→ Action item: Return all of the entries below exactly as they are given.

→ Provided records:
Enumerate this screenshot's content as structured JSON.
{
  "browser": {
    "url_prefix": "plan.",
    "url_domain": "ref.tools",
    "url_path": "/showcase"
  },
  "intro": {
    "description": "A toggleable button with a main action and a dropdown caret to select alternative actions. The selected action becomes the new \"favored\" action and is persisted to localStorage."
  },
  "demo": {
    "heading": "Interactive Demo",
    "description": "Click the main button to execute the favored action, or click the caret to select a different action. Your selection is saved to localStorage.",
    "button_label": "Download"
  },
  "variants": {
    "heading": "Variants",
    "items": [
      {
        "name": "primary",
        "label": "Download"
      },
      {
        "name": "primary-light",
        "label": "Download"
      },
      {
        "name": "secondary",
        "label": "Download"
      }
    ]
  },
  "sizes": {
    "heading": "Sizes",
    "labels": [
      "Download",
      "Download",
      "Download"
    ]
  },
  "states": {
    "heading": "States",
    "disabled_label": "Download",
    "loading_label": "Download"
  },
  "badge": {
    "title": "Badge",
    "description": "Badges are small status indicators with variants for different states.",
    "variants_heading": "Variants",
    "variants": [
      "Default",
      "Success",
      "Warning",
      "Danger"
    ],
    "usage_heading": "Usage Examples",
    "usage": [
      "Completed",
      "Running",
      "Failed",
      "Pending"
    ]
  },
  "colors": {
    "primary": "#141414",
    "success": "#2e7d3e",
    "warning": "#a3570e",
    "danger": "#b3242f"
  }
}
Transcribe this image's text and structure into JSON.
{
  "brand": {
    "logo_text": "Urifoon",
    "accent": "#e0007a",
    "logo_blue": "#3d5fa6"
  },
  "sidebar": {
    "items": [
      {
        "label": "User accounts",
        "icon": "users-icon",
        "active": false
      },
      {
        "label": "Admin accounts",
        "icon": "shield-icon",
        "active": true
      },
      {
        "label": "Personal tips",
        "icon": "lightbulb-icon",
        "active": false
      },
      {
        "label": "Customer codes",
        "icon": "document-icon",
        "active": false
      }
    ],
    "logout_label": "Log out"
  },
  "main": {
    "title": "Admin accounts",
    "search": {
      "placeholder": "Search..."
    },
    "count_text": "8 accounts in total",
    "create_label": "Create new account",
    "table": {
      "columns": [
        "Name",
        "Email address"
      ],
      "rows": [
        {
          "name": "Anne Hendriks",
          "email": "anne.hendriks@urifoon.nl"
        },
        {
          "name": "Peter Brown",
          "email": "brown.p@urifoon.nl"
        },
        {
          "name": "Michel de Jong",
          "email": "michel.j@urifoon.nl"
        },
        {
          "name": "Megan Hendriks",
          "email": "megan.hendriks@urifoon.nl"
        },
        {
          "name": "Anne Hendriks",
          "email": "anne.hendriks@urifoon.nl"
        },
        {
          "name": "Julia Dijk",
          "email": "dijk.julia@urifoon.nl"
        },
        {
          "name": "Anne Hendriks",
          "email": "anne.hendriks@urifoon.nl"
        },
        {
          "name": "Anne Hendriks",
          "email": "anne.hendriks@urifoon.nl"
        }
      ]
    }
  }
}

→ Final answer:
Enumerate this screenshot's content as structured JSON.
{
  "browser": {
    "url_prefix": "plan.",
    "url_domain": "ref.tools",
    "url_path": "/showcase"
  },
  "intro": {
    "description": "A toggleable button with a main action and a dropdown caret to select alternative actions. The selected action becomes the new \"favored\" action and is persisted to localStorage."
  },
  "demo": {
    "heading": "Interactive Demo",
    "description": "Click the main button to execute the favored action, or click the caret to select a different action. Your selection is saved to localStorage.",
    "button_label": "Download"
  },
  "variants": {
    "heading": "Variants",
    "items": [
      {
        "name": "primary",
        "label": "Download"
      },
      {
        "name": "primary-light",
        "label": "Download"
      },
      {
        "name": "secondary",
        "label": "Download"
      }
    ]
  },
  "sizes": {
    "heading": "Sizes",
    "labels": [
      "Download",
      "Download",
      "Download"
    ]
  },
  "states": {
    "heading": "States",
    "disabled_label": "Download",
    "loading_label": "Download"
  },
  "badge": {
    "title": "Badge",
    "description": "Badges are small status indicators with variants for different states.",
    "variants_heading": "Variants",
    "variants": [
      "Default",
      "Success",
      "Warning",
      "Danger"
    ],
    "usage_heading": "Usage Examples",
    "usage": [
      "Completed",
      "Running",
      "Failed",
      "Pending"
    ]
  },
  "colors": {
    "primary": "#141414",
    "success": "#2e7d3e",
    "warning": "#a3570e",
    "danger": "#b3242f"
  }
}
Transcribe this image's text and structure into JSON.
{
  "brand": {
    "logo_text": "Urifoon",
    "accent": "#e0007a",
    "logo_blue": "#3d5fa6"
  },
  "sidebar": {
    "items": [
      {
        "label": "User accounts",
        "icon": "users-icon",
        "active": false
      },
      {
        "label": "Admin accounts",
        "icon": "shield-icon",
        "active": true
      },
      {
        "label": "Personal tips",
        "icon": "lightbulb-icon",
        "active": false
      },
      {
        "label": "Customer codes",
        "icon": "document-icon",
        "active": false
      }
    ],
    "logout_label": "Log out"
  },
  "main": {
    "title": "Admin accounts",
    "search": {
      "placeholder": "Search..."
    },
    "count_text": "8 accounts in total",
    "create_label": "Create new account",
    "table": {
      "columns": [
        "Name",
        "Email address"
      ],
      "rows": [
        {
          "name": "Anne Hendriks",
          "email": "anne.hendriks@urifoon.nl"
        },
        {
          "name": "Peter Brown",
          "email": "brown.p@urifoon.nl"
        },
        {
          "name": "Michel de Jong",
          "email": "michel.j@urifoon.nl"
        },
        {
          "name": "Megan Hendriks",
          "email": "megan.hendriks@urifoon.nl"
        },
        {
          "name": "Anne Hendriks",
          "email": "anne.hendriks@urifoon.nl"
        },
        {
          "name": "Julia Dijk",
          "email": "dijk.julia@urifoon.nl"
        },
        {
          "name": "Anne Hendriks",
          "email": "anne.hendriks@urifoon.nl"
        },
        {
          "name": "Anne Hendriks",
          "email": "anne.hendriks@urifoon.nl"
        }
      ]
    }
  }
}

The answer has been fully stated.